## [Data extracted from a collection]
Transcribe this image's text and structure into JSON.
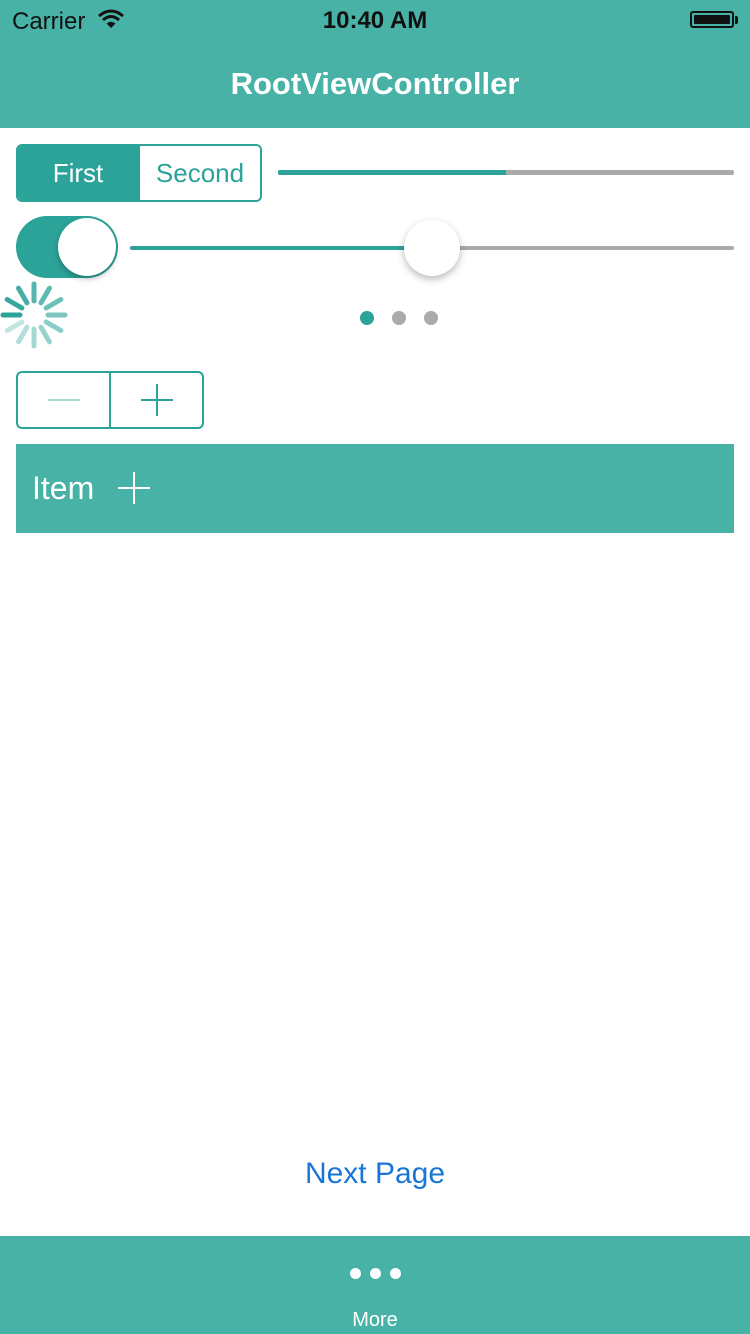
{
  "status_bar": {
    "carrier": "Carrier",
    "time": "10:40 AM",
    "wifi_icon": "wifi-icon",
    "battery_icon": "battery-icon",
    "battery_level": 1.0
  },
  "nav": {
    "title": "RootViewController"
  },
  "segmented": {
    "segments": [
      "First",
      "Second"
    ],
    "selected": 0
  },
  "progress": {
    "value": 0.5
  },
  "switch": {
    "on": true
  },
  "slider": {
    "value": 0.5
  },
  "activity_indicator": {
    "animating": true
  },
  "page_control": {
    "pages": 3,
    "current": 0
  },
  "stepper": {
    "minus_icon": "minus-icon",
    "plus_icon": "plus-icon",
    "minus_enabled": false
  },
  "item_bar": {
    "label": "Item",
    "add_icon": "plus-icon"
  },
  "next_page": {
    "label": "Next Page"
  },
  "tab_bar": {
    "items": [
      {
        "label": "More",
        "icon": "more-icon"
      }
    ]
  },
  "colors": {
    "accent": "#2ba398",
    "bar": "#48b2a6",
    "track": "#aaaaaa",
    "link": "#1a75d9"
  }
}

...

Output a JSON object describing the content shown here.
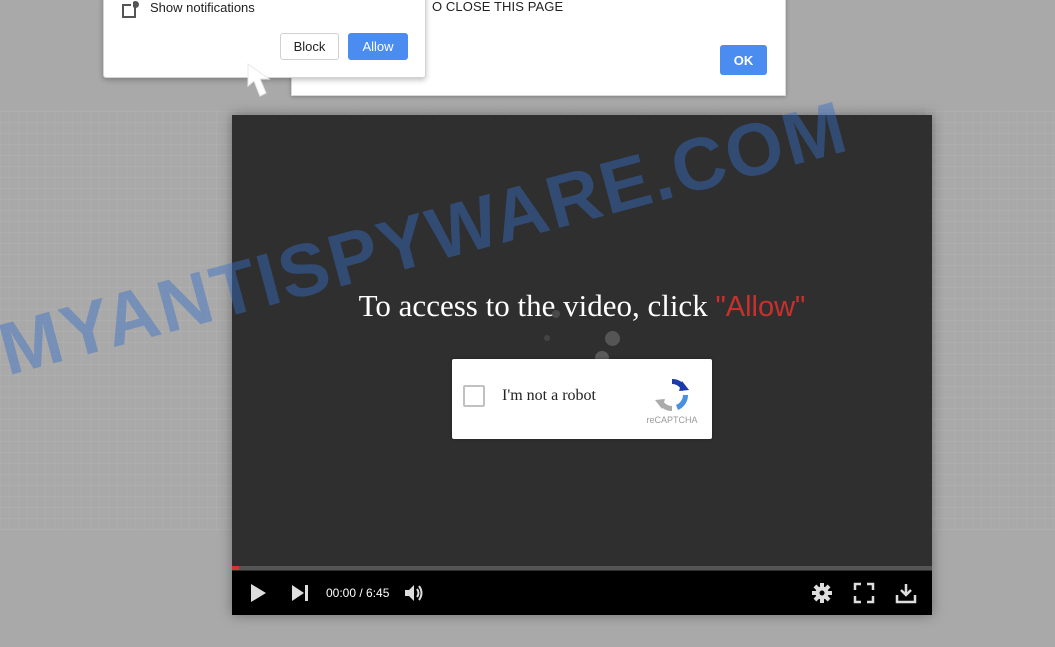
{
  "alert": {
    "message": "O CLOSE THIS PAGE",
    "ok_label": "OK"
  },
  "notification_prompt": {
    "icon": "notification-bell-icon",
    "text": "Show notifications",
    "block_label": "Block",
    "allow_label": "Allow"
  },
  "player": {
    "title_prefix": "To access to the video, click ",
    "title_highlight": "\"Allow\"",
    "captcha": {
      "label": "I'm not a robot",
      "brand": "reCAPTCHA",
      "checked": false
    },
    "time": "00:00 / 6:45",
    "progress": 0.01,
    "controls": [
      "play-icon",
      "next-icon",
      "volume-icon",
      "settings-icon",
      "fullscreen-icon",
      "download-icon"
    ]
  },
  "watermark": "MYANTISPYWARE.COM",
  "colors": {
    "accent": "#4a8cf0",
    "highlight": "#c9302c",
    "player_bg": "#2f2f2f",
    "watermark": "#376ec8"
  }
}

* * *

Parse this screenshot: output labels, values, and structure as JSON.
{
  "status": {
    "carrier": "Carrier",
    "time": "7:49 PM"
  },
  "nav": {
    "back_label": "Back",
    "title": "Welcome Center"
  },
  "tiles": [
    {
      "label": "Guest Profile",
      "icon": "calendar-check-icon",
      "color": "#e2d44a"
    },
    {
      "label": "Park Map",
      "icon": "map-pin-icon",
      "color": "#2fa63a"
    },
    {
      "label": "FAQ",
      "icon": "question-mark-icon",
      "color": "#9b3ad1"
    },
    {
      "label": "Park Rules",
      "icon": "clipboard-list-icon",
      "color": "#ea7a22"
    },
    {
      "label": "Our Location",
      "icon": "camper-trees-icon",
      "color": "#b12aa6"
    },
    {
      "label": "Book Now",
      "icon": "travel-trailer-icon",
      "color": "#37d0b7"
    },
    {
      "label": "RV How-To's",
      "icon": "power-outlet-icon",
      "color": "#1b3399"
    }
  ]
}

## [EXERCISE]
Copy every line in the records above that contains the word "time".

## [SOLUTION]
    "time": "10:40 AM",
    "time": "00:00 / 6:45",
    "time": "7:49 PM"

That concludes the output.